Graves: Newest member of NextGen CouncilMay 7th, 2012 | By admin | Category: Top Story
Chief Administrative Officer for the St. Bernard Parish Government, Jerry Graves Jr., was recently tapped to join GNO Inc.’s NextGen Council, a panel comprised of business and governmental leaders under the age of 35. Photo by Jessica Gonzalez
St. Bernard Parish’s Chief Administrative Officer, Jerry Graves Jr., was recently appointed to serve on the Greater New Orleans Inc. NextGen Council— a group of regional leaders and professionals under the age of 35.
The council, Graves says, plays a supportive role to the GNO Inc. Board while taking on their own projects and initiatives. Last year, the NextGen council tackled a project which focused on bolstering Hornets ticket sales to ensure the team would stay in New Orleans.
Graves’ extensive work and leadership experience made him a strong candidate for selection. He holds a Ph.D. in Urban Planning and has worked in the private sector as planner, and for the St. Bernard Parish Government as Director of Community Development. Graves co-founded the National Hazard Mitigation Association, served for three years on the NHMA’s Legislative Committee, and is a board member of St. Bernard Sports Hall of Fame. He was tapped to serve on the NextGen council a month ago, and is very excited to bring St. Bernard into the regional conversation.
“GNO Inc. is about regional development, and I really want to get St. Bernard tied into that,” Graves stated. “They are also big on promoting quality of life as a component to attract businesses to the area, and between our safety, schools, the amount of available property and our close location to the CBD, St. Bernard has a lot to offer.”
One of GNO Inc.’s main goals is to attract new business and investment into the region, while retaining and expanding existing companies. Graves says that this is particularly important for St. Bernard, since the parish is still redeveloping and vying for the attention of companies looking to set up shop in the Greater New Orleans area.

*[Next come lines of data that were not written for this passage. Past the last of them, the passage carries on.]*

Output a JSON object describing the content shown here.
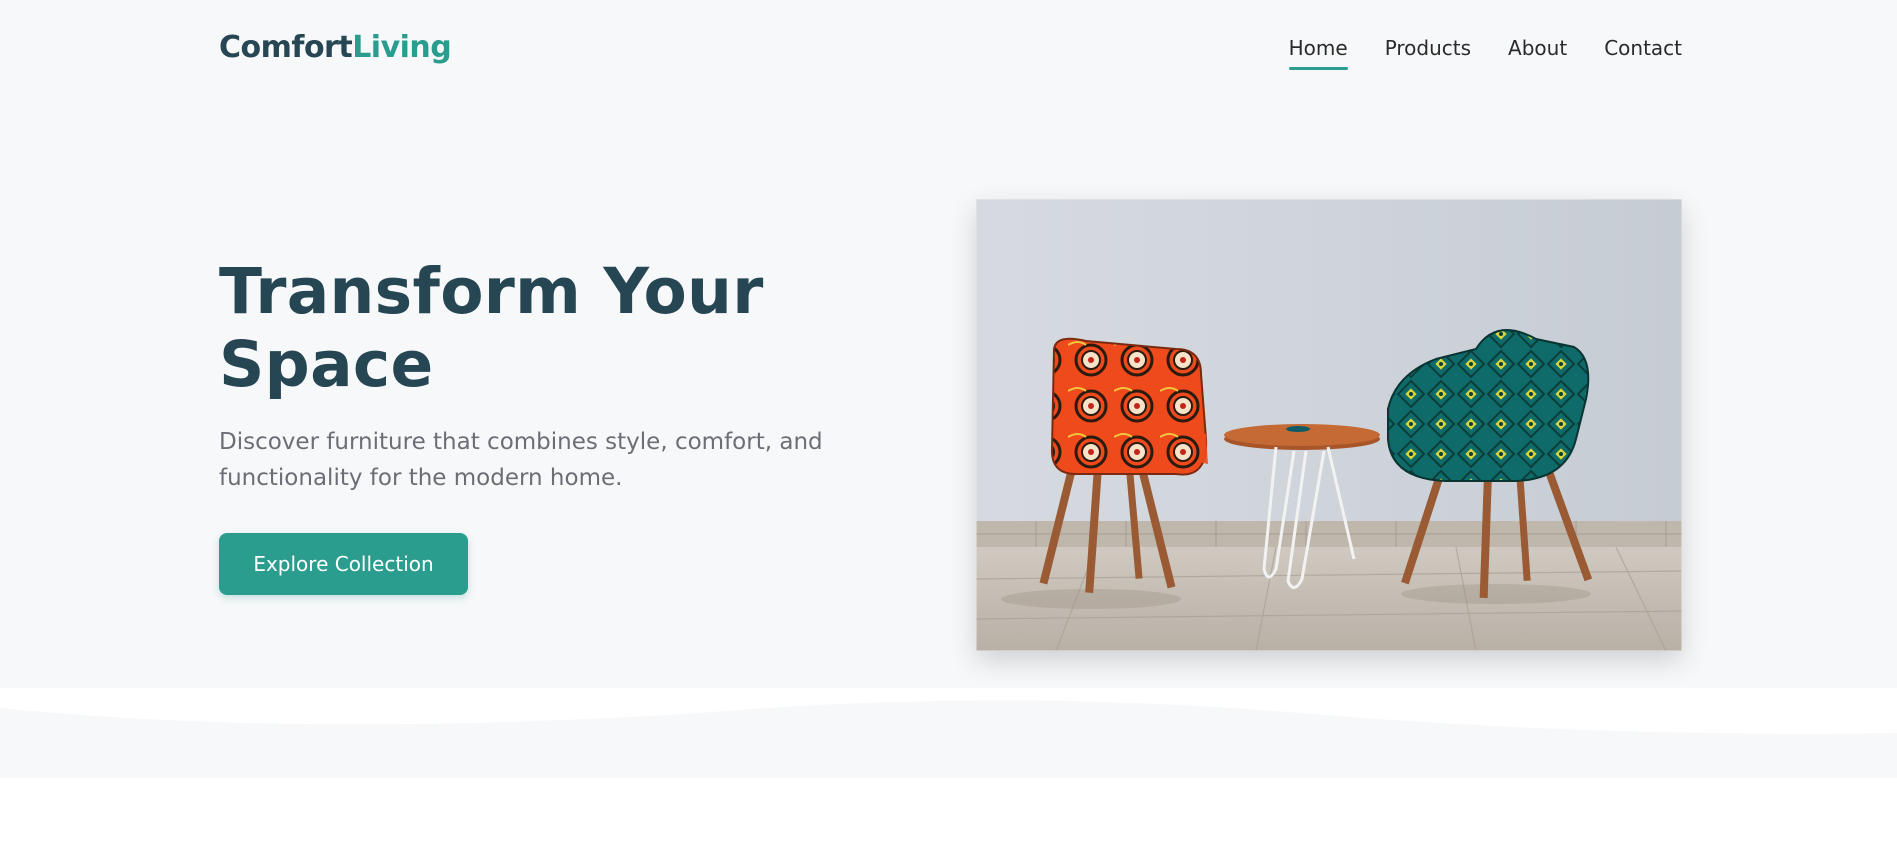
{
  "header": {
    "logo_part1": "Comfort",
    "logo_part2": "Living",
    "nav": [
      {
        "label": "Home",
        "active": true
      },
      {
        "label": "Products",
        "active": false
      },
      {
        "label": "About",
        "active": false
      },
      {
        "label": "Contact",
        "active": false
      }
    ]
  },
  "hero": {
    "title_line1": "Transform Your",
    "title_line2": "Space",
    "subtitle_line1": "Discover furniture that combines style, comfort, and",
    "subtitle_line2": "functionality for the modern home.",
    "cta_label": "Explore Collection",
    "image_subject": "two patterned armchairs with a round side table"
  },
  "colors": {
    "brand_dark": "#264653",
    "brand_accent": "#2a9d8f",
    "background": "#f7f8fa"
  }
}
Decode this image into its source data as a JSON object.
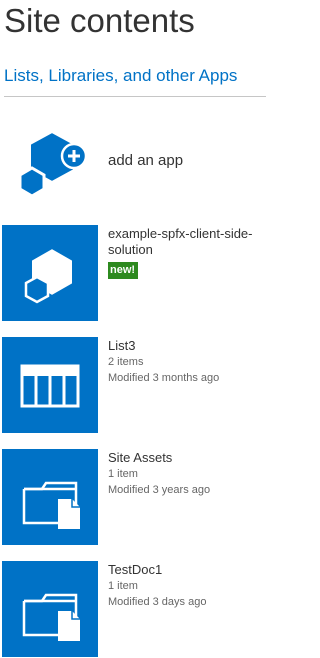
{
  "page": {
    "title": "Site contents",
    "section_title": "Lists, Libraries, and other Apps"
  },
  "add_app": {
    "label": "add an app",
    "icon": "add-app-icon"
  },
  "items": [
    {
      "name": "example-spfx-client-side-solution",
      "badge": "new!",
      "icon": "app-icon"
    },
    {
      "name": "List3",
      "count": "2 items",
      "modified": "Modified 3 months ago",
      "icon": "list-icon"
    },
    {
      "name": "Site Assets",
      "count": "1 item",
      "modified": "Modified 3 years ago",
      "icon": "document-library-icon"
    },
    {
      "name": "TestDoc1",
      "count": "1 item",
      "modified": "Modified 3 days ago",
      "icon": "document-library-icon"
    }
  ],
  "colors": {
    "tile": "#0072c6",
    "accent": "#0072c6",
    "badge": "#2d8a1f"
  }
}
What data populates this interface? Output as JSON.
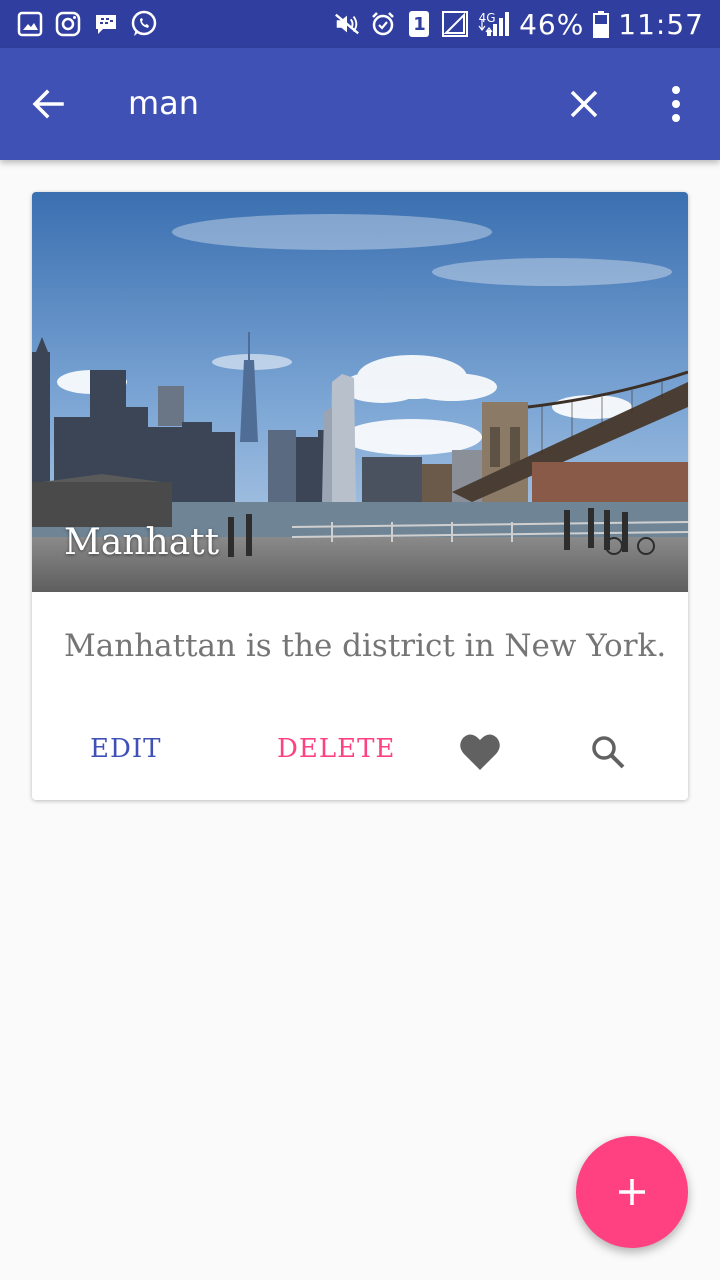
{
  "status_bar": {
    "battery": "46%",
    "time": "11:57",
    "network": "4G",
    "sim": "1",
    "left_icons": [
      "gallery-icon",
      "instagram-icon",
      "bbm-icon",
      "whatsapp-icon"
    ],
    "right_icons": [
      "mute-icon",
      "alarm-icon",
      "sim-icon",
      "signal-icon",
      "battery-icon"
    ]
  },
  "app_bar": {
    "search_query": "man",
    "background": "#3f51b5"
  },
  "card": {
    "title": "Manhatt",
    "description": "Manhattan is the district in New York...",
    "edit_label": "EDIT",
    "delete_label": "DELETE",
    "image_subject": "Manhattan skyline with Brooklyn Bridge"
  },
  "colors": {
    "primary": "#3f51b5",
    "primary_dark": "#303f9f",
    "accent": "#ff4081"
  }
}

He also says that GNO Inc. is working with Dutch government officials, to exchange ideas on sustainable protection of low-lying river areas. Like the Greater New Orleans area, flood control is an important issue for the Netherlands, as nearly two-thirds of the country is vulnerable to flooding. Being that it is one of the most densely populated countries on earth, officials have been working to find the best long-term solutions to flooding for centuries.
“One of things I’m interested in working on is water management strategies,” said Graves. “I’ve always looked at St. Bernard’s geography and location as both an asset and a threat— our location makes it great for the shipping industry and for recreation, but it’s also a liability. I think one of the main things GNO Inc.’s involvement can help with is coming up with safer ways to live near the water and finding ways to use our water resources more efficiently.”
Another interest of GNO Inc. and the NextGen Council is establishing the region as a national biomedical hub. Graves wants St. Bernard to be a part of that, especially with the new hospital nearing completion. In order to include St. Bernard into that equation, he thinks it would be incredibly beneficial for the new hospital to find a speciality and capitalize on that.
“GNO Inc. is interested in establishing the region as a national biomedical center; with the new hospital coming we should be striving not to just move clientele from one facility to the other, but to find a niche for a certain practice like the cancer centers in Houston and Indiana,” Graves explained.
“We’ve got to take advantage of where we are and capitalize on the great things we have.”